* Work instruction:
From the line that contains "Output a JSON" to the end of the entries, write out every line exactly, including both ends, and nothing more.

* Component data from apps and pages:
------------------------------------------------

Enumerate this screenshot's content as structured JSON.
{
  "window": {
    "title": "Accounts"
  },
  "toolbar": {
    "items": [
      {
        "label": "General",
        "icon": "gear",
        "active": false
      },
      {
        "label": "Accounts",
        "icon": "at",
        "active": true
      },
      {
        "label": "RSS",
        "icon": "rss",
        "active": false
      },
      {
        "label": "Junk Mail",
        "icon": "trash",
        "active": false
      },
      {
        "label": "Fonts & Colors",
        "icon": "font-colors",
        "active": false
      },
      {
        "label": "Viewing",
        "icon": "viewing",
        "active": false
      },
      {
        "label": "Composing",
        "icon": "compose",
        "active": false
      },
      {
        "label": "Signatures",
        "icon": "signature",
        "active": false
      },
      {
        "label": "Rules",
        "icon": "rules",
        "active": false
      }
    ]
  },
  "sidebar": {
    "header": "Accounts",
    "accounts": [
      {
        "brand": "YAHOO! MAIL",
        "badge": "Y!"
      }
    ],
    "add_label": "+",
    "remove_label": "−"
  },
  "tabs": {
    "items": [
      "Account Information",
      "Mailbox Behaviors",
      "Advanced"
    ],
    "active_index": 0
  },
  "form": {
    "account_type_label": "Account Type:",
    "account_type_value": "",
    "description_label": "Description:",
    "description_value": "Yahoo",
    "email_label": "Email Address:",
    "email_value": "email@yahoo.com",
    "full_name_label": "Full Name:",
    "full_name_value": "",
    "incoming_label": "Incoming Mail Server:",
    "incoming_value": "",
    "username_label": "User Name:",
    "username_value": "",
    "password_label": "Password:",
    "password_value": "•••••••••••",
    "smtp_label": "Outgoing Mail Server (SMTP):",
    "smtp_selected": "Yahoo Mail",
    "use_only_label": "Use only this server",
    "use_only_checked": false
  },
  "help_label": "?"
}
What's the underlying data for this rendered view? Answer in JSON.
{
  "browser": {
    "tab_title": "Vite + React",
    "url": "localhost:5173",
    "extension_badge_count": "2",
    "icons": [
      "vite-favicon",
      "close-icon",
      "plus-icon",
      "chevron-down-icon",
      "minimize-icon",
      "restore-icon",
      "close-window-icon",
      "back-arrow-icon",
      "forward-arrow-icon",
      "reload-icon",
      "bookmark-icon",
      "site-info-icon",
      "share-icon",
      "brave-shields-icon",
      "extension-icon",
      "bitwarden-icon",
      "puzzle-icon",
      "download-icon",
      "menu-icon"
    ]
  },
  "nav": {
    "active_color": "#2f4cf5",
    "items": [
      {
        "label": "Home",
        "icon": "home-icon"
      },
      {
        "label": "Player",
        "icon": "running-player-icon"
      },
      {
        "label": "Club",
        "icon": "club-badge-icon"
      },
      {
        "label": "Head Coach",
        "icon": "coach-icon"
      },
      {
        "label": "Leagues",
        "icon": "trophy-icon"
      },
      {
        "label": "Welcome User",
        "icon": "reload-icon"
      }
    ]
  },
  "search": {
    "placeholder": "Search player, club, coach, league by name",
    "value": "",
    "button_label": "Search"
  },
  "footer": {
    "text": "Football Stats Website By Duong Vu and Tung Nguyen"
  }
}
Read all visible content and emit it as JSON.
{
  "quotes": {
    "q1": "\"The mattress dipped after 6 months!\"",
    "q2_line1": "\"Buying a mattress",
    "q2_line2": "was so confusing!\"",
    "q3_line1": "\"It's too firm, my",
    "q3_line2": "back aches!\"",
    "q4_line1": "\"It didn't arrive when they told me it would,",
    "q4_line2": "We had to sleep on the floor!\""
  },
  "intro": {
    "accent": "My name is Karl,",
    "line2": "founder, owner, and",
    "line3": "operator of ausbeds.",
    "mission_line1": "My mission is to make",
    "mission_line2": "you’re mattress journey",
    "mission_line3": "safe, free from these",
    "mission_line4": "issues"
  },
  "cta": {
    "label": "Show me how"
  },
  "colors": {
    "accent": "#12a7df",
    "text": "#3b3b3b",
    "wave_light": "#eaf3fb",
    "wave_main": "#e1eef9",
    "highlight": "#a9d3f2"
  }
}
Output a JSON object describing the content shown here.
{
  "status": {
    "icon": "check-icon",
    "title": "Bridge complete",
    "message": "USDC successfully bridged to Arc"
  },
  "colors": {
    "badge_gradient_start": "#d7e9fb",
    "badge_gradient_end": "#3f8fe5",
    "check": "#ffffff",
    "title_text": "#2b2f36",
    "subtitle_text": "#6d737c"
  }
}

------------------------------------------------

* Response to the exercise:
Output a JSON object describing the content shown here.
{
  "status": {
    "icon": "check-icon",
    "title": "Bridge complete",
    "message": "USDC successfully bridged to Arc"
  },
  "colors": {
    "badge_gradient_start": "#d7e9fb",
    "badge_gradient_end": "#3f8fe5",
    "check": "#ffffff",
    "title_text": "#2b2f36",
    "subtitle_text": "#6d737c"
  }
}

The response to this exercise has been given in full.